This was not a vote for savaging social programs like Social Security, Medicare, and Medicaid; or rolling back domestic spending; or resolving the budget crisis on the people’s backs.
It was instead a vote for jobs, housing relief, withdrawal of our troops from Afghanistan, an end to U.S.-led wars in the Middle East, the preservation of the package of benefits and rights that the American people now enjoy, equal pay for women, health, and reproductive rights, infrastructure renewal – an issue that took on greater forces in the wake of Sandy – marriage equality, a larger commitment to public education, a tax system in which the wealthiest families and corporations pay a much larger share, reform of our punitive and anti-democratic immigration laws, a reduction in the unconscionable inequality that sets us apart from other advanced capitalist countries, and, not least, an America that stands for fairness, tolerance, and decency.
As I mentioned, the Republicans are not on board with this assessment. Too many act as if nothing has changed.
But in some ways, the bigger problem at this moment is that politicians on both sides of the aisle, major opinion makers, and the corporate elite are saying that a “Grand Bargain,” is the order of the day, beginning with spending cuts for people’s needs, a weakening of Social Security, Medicare, and Medicaid, along with some extra revenue collected in the form of a tax increase on the wealthiest Americans. Otherwise the country, the “grand bargainers” claim, will fall off a “fiscal cliff” threatening the economic recovery, global markets, and the long term viability of existing social programs.
But the conventional wisdom in this case is problematic. Many mainstream economists correctly say that the real crisis is not a fiscal one, but a jobs and growth crisis.

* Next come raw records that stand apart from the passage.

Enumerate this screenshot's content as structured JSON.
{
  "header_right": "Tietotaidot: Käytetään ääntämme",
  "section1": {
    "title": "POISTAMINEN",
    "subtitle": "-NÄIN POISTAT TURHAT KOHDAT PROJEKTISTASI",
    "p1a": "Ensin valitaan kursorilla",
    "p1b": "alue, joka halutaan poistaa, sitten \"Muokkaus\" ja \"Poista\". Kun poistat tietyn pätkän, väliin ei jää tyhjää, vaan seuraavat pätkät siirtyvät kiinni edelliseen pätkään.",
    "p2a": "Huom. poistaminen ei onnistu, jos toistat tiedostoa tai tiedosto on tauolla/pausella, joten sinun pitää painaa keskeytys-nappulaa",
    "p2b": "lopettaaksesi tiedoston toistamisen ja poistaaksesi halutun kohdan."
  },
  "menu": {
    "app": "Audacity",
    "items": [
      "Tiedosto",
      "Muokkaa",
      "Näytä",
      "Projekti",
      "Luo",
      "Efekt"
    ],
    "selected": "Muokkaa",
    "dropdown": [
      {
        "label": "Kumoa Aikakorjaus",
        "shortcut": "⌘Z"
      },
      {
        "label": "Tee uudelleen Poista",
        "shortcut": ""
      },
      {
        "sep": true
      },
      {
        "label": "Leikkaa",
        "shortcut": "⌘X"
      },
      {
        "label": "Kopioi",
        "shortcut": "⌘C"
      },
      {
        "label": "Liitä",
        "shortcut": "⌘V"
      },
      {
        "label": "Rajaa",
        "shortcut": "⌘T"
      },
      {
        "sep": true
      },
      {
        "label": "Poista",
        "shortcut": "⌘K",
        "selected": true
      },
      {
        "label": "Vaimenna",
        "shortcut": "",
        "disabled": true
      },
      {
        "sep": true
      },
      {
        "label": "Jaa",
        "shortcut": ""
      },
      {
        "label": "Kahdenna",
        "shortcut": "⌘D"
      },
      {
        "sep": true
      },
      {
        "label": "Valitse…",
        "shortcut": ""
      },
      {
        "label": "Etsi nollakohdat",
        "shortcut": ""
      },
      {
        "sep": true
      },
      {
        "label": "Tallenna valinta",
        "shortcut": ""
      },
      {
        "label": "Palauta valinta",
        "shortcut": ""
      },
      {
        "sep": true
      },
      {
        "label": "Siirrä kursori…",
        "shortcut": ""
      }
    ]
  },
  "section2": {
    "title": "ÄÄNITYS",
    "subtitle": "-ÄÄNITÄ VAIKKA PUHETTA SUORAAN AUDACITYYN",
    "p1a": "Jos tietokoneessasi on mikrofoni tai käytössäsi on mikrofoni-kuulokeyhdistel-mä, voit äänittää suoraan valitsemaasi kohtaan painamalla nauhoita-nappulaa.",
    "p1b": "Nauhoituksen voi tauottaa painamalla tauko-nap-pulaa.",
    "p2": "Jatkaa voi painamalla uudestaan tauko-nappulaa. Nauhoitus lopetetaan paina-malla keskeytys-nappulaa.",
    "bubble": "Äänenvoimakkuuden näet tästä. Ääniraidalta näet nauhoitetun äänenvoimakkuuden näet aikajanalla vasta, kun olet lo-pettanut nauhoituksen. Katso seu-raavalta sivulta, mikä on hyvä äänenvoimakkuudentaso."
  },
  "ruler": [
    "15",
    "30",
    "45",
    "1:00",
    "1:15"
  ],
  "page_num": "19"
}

Once people get back to work and once economic activity picks up, they go on to argue, the nation can turn its attention to reeling in deficits without endangering economic recovery, but along very different lines than proposed by too many politicians on both sides of the aisle. On the table must be cutting military spending, ending corporate subsidies, and increasing corporate taxes.
Without catching its breath, the AFL-CIO and its allies are organizing actions against a bipartisan resolution that falls on working people. But organized labor can’t do it alone.

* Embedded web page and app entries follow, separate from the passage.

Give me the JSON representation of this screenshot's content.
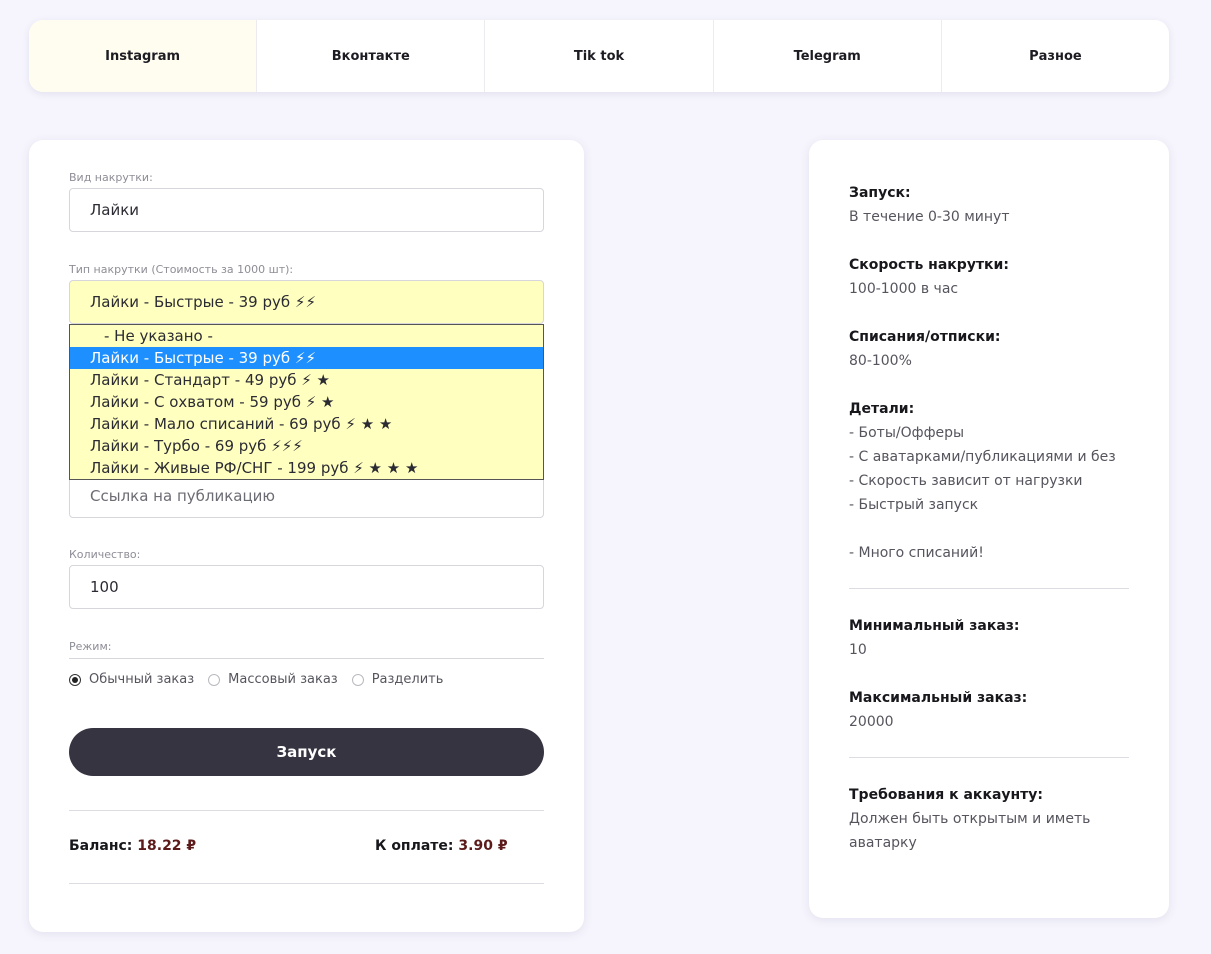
{
  "tabs": [
    "Instagram",
    "Вконтакте",
    "Tik tok",
    "Telegram",
    "Разное"
  ],
  "form": {
    "kind_label": "Вид накрутки:",
    "kind_value": "Лайки",
    "type_label": "Тип накрутки (Стоимость за 1000 шт):",
    "type_value": "Лайки - Быстрые - 39 руб ⚡⚡",
    "options": [
      "- Не указано -",
      "Лайки - Быстрые - 39 руб ⚡⚡",
      "Лайки - Стандарт - 49 руб ⚡ ★",
      "Лайки - С охватом - 59 руб ⚡ ★",
      "Лайки - Мало списаний - 69 руб ⚡ ★ ★",
      "Лайки - Турбо - 69 руб ⚡⚡⚡",
      "Лайки - Живые РФ/СНГ - 199 руб ⚡ ★ ★ ★"
    ],
    "selected_option": 1,
    "link_placeholder": "Ссылка на публикацию",
    "qty_label": "Количество:",
    "qty_value": "100",
    "mode_label": "Режим:",
    "modes": [
      "Обычный заказ",
      "Массовый заказ",
      "Разделить"
    ],
    "mode_selected": 0,
    "launch_label": "Запуск",
    "balance_label": "Баланс:",
    "balance_value": "18.22 ₽",
    "pay_label": "К оплате:",
    "pay_value": "3.90 ₽"
  },
  "info": {
    "start_h": "Запуск:",
    "start_t": "В течение 0-30 минут",
    "speed_h": "Скорость накрутки:",
    "speed_t": "100-1000 в час",
    "drop_h": "Списания/отписки:",
    "drop_t": "80-100%",
    "details_h": "Детали:",
    "details": [
      "- Боты/Офферы",
      "- С аватарками/публикациями и без",
      "- Скорость зависит от нагрузки",
      "- Быстрый запуск",
      "",
      "- Много списаний!"
    ],
    "min_h": "Минимальный заказ:",
    "min_t": "10",
    "max_h": "Максимальный заказ:",
    "max_t": "20000",
    "req_h": "Требования к аккаунту:",
    "req_t": "Должен быть открытым и иметь аватарку"
  },
  "colors": {
    "select_bg": "#ffffc0",
    "selected_opt": "#1e8fff",
    "button": "#363441",
    "page_bg": "#f6f5fd"
  }
}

The coalition that mined the country for votes over the past several months and the rainbow electorate that elected the president and defended democracy yesterday must spring back into action. Tens of millions must be mobilized. Diverse forms of struggle must be employed. Not everyone has to be an Obama voter. The fight to get the anti-austerity message heard above the din of the major media is a real challenge. But it can be done.
Whatever the outcome of this immediate battle, the struggle to put the people’s needs and nature before corporate profits and war spending will be a long one. This still- emerging multi-racial, working-class based coalition will experience victories, like we did on Election Day. But it will also encounter defeats. The main thing is that it never lose sight of the necessity of deepening and extending its reach, unity, and multi-racial, class-based character.
The task isn’t to replicate the movements of the 1930s and 1960s, but today’s activists would do well to draw the lessons from those movements and adapt them to current conditions.
Both have much to teach, but given the concentrated corporate economic and political power that the American people are up against, today’s movement has to eclipse them in terms of scope, depth, and class and anti-racist understanding and unity. We are at the dawn of a new era.
Photo: Democrat Elizabeth Warren takes the stage after defeating incumbent GOP Sen. Scott Brown in the Massachusetts Senate race, during an election night rally at the Fairmont Copley Plaza hotel in Boston, Tuesday, Nov. 6, 2012. Michael Dwyer/AP